◆ What to produce: Search the records below for "nach"; copy each line that has it.

◆ Excerpted data:
········

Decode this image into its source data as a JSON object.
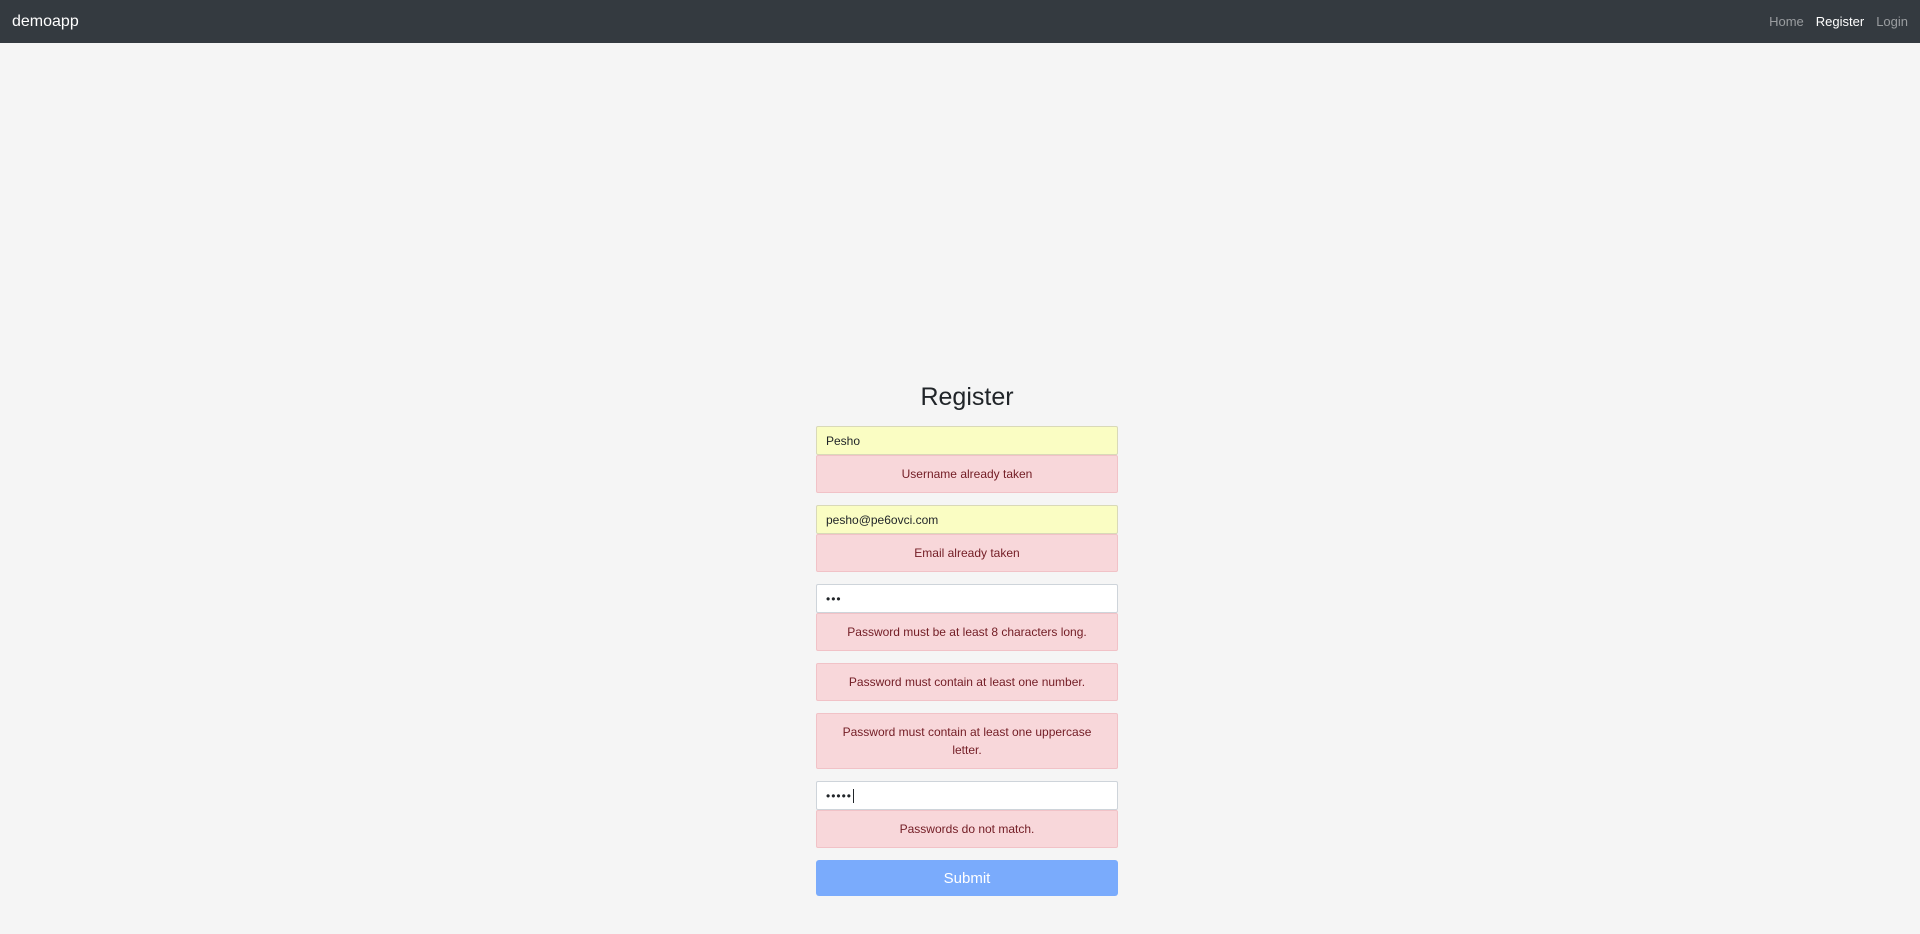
{
  "navbar": {
    "brand": "demoapp",
    "links": [
      {
        "label": "Home"
      },
      {
        "label": "Register"
      },
      {
        "label": "Login"
      }
    ]
  },
  "form": {
    "title": "Register",
    "username": {
      "value": "Pesho",
      "errors": [
        "Username already taken"
      ]
    },
    "email": {
      "value": "pesho@pe6ovci.com",
      "errors": [
        "Email already taken"
      ]
    },
    "password": {
      "value": "•••",
      "errors": [
        "Password must be at least 8 characters long.",
        "Password must contain at least one number.",
        "Password must contain at least one uppercase letter."
      ]
    },
    "confirm_password": {
      "value": "•••••",
      "errors": [
        "Passwords do not match."
      ]
    },
    "submit_label": "Submit"
  },
  "colors": {
    "navbar_bg": "#343a40",
    "alert_bg": "#f8d7da",
    "alert_text": "#721c24",
    "autofill_bg": "#fafdc3",
    "submit_bg": "#7aabfc"
  }
}
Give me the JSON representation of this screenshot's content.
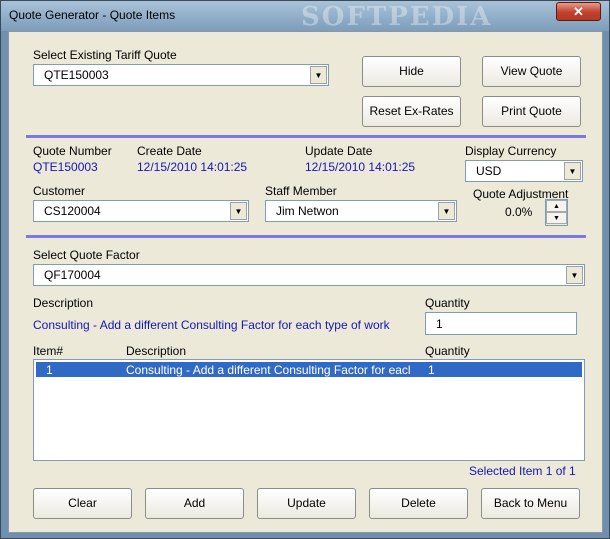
{
  "window": {
    "title": "Quote Generator - Quote Items",
    "watermark": "SOFTPEDIA",
    "close_glyph": "✕"
  },
  "tariff": {
    "label": "Select Existing Tariff Quote",
    "value": "QTE150003"
  },
  "top_buttons": {
    "hide": "Hide",
    "view_quote": "View Quote",
    "reset_ex_rates": "Reset Ex-Rates",
    "print_quote": "Print Quote"
  },
  "quote": {
    "number_label": "Quote Number",
    "number_value": "QTE150003",
    "create_label": "Create Date",
    "create_value": "12/15/2010 14:01:25",
    "update_label": "Update Date",
    "update_value": "12/15/2010 14:01:25",
    "currency_label": "Display Currency",
    "currency_value": "USD",
    "customer_label": "Customer",
    "customer_value": "CS120004",
    "staff_label": "Staff Member",
    "staff_value": "Jim Netwon",
    "adjustment_label": "Quote Adjustment",
    "adjustment_value": "0.0%"
  },
  "factor": {
    "label": "Select Quote Factor",
    "value": "QF170004",
    "description_label": "Description",
    "description_value": "Consulting - Add a different Consulting Factor for each type of work",
    "quantity_label": "Quantity",
    "quantity_value": "1"
  },
  "items_list": {
    "col_item": "Item#",
    "col_description": "Description",
    "col_quantity": "Quantity",
    "rows": [
      {
        "item": "1",
        "description": "Consulting - Add a different Consulting Factor for eacl",
        "quantity": "1"
      }
    ],
    "selected_status": "Selected Item 1 of 1"
  },
  "bottom_buttons": {
    "clear": "Clear",
    "add": "Add",
    "update": "Update",
    "delete": "Delete",
    "back": "Back to Menu"
  },
  "icons": {
    "dropdown_arrow": "▼",
    "spin_up": "▲",
    "spin_down": "▼"
  },
  "colors": {
    "accent_text": "#1515b8",
    "separator": "#7a79e6",
    "selection": "#316ac5"
  }
}
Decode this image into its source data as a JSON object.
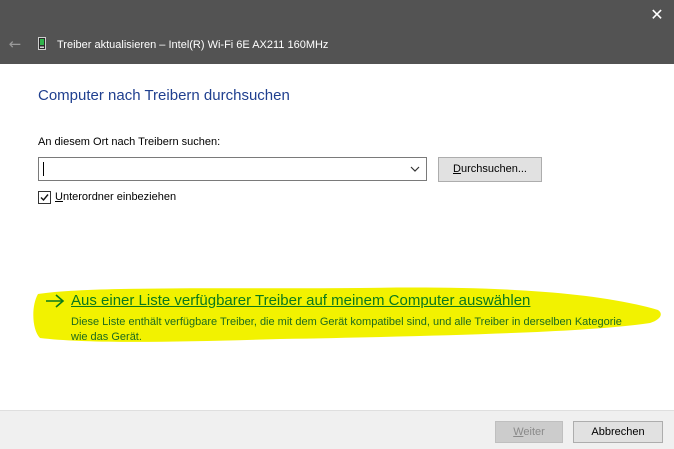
{
  "titlebar": {
    "title": "Treiber aktualisieren – Intel(R) Wi-Fi 6E AX211 160MHz",
    "back_icon": "back-arrow-icon",
    "close_icon": "close-icon",
    "device_icon": "network-adapter-icon"
  },
  "main": {
    "heading": "Computer nach Treibern durchsuchen",
    "path_label": "An diesem Ort nach Treibern suchen:",
    "path_value": "",
    "browse_label_mnemonic": "D",
    "browse_label_rest": "urchsuchen...",
    "include_checked": true,
    "include_label_mnemonic": "U",
    "include_label_rest": "nterordner einbeziehen",
    "pick_from_list": {
      "link_text": "Aus einer Liste verfügbarer Treiber auf meinem Computer auswählen",
      "description": "Diese Liste enthält verfügbare Treiber, die mit dem Gerät kompatibel sind, und alle Treiber in derselben Kategorie wie das Gerät."
    }
  },
  "footer": {
    "next_mnemonic": "W",
    "next_rest": "eiter",
    "cancel_label": "Abbrechen"
  },
  "colors": {
    "titlebar": "#535353",
    "heading": "#1f3f8f",
    "link_green": "#0a7a1a",
    "highlighter": "#f2f200",
    "footer": "#f0f0f0"
  }
}
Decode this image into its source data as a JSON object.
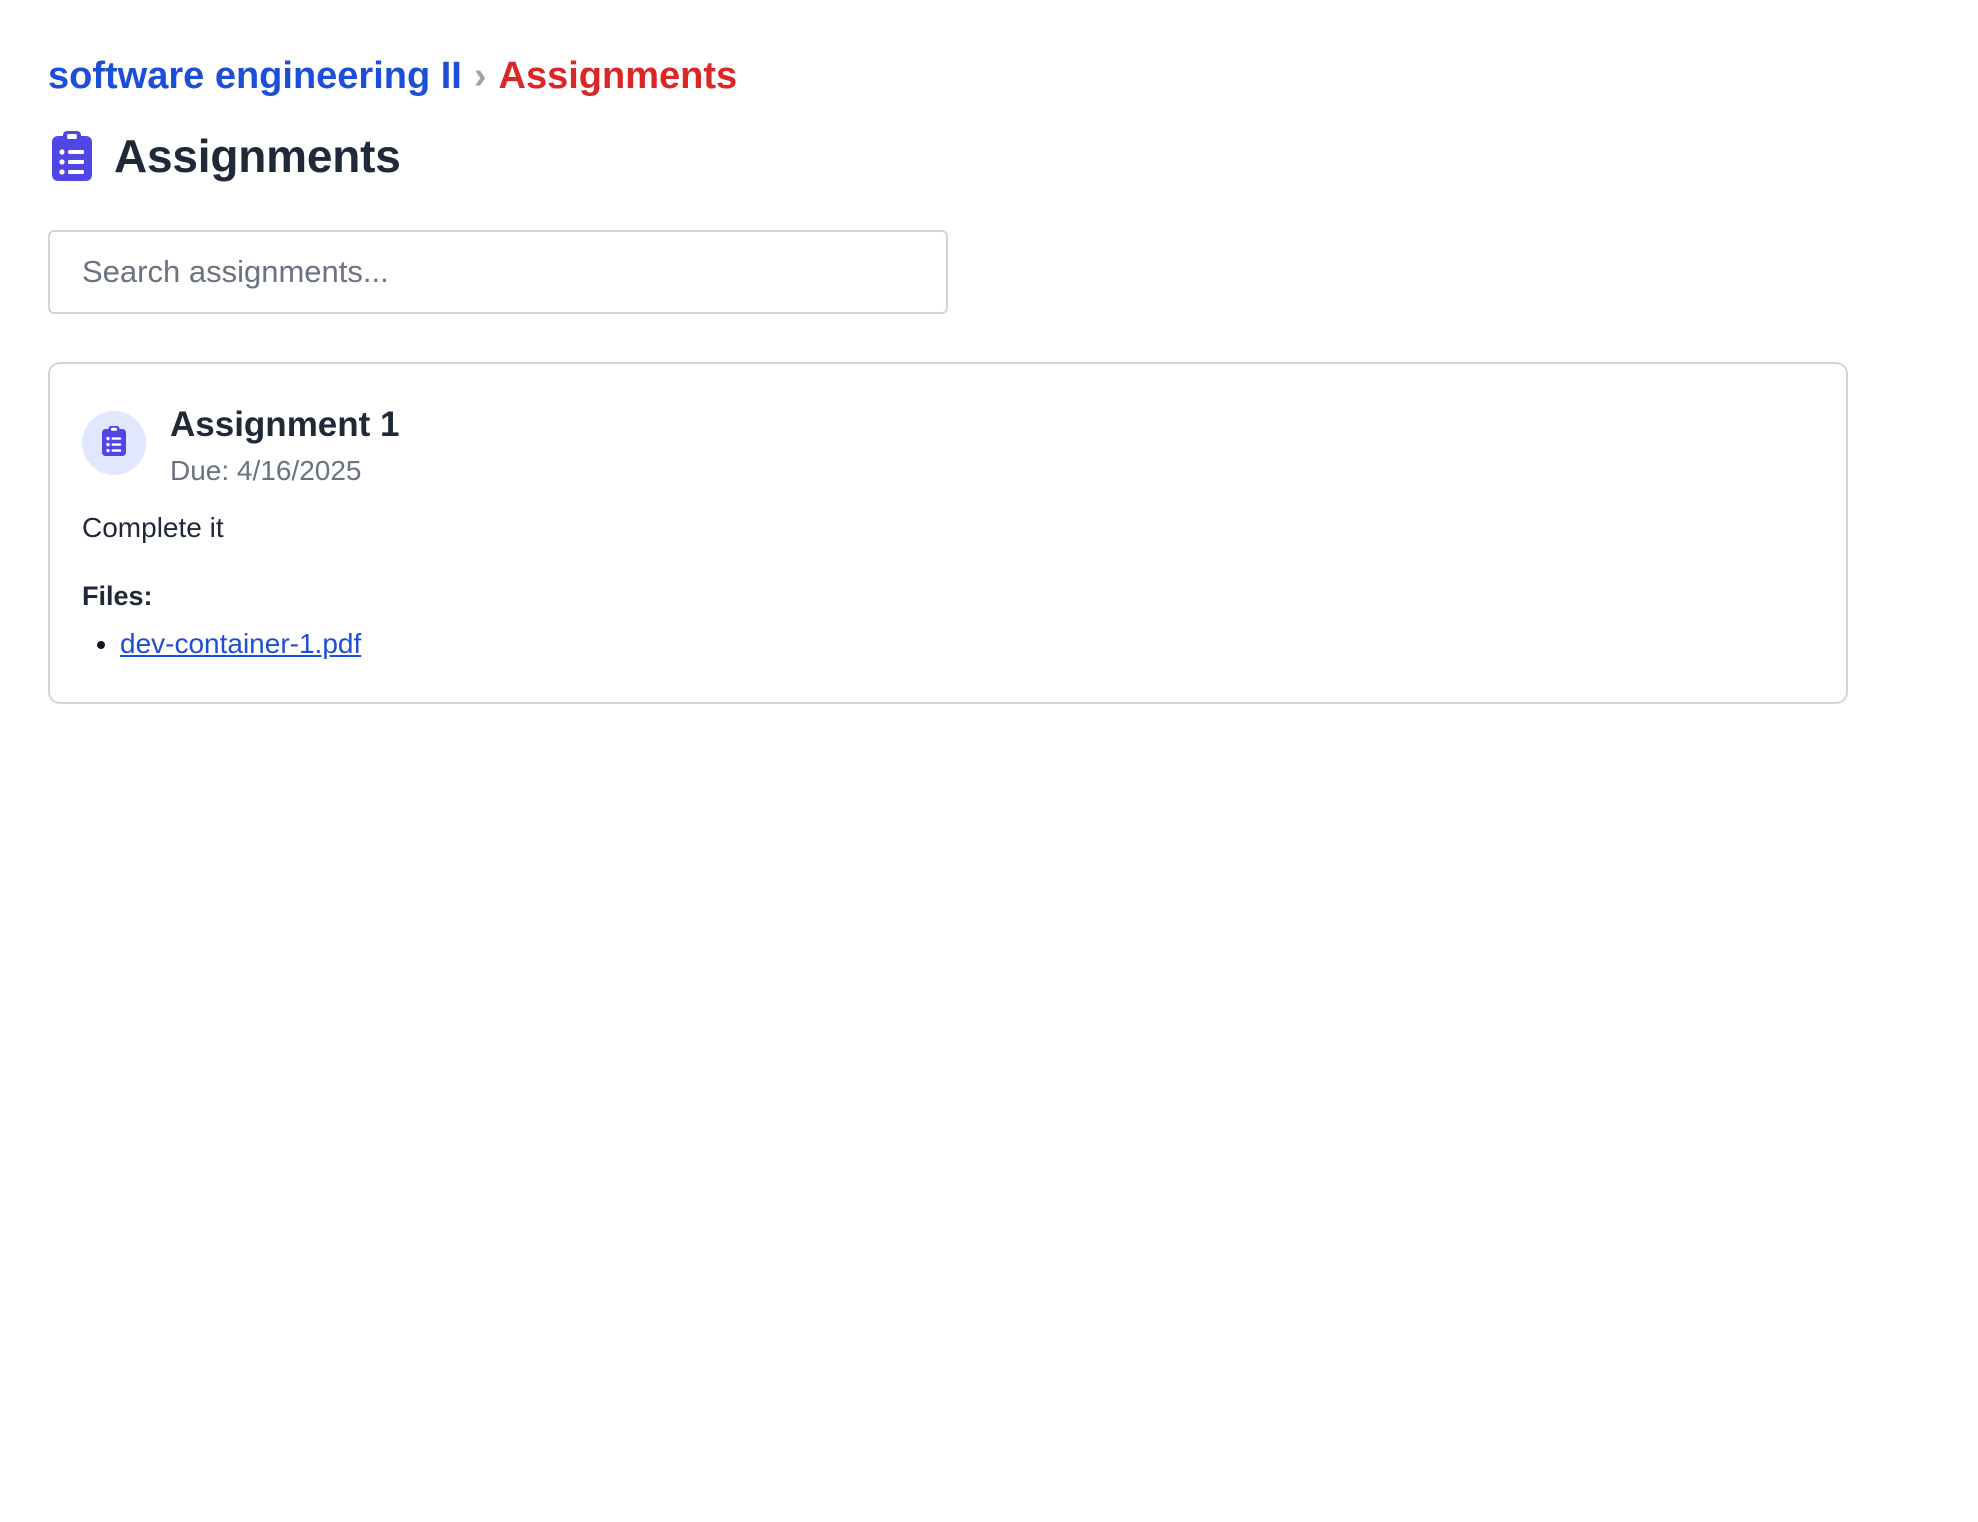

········

◆ Reply to the task:
    "heading": "Computer nach Treibern durchsuchen",
    "path_label": "An diesem Ort nach Treibern suchen:",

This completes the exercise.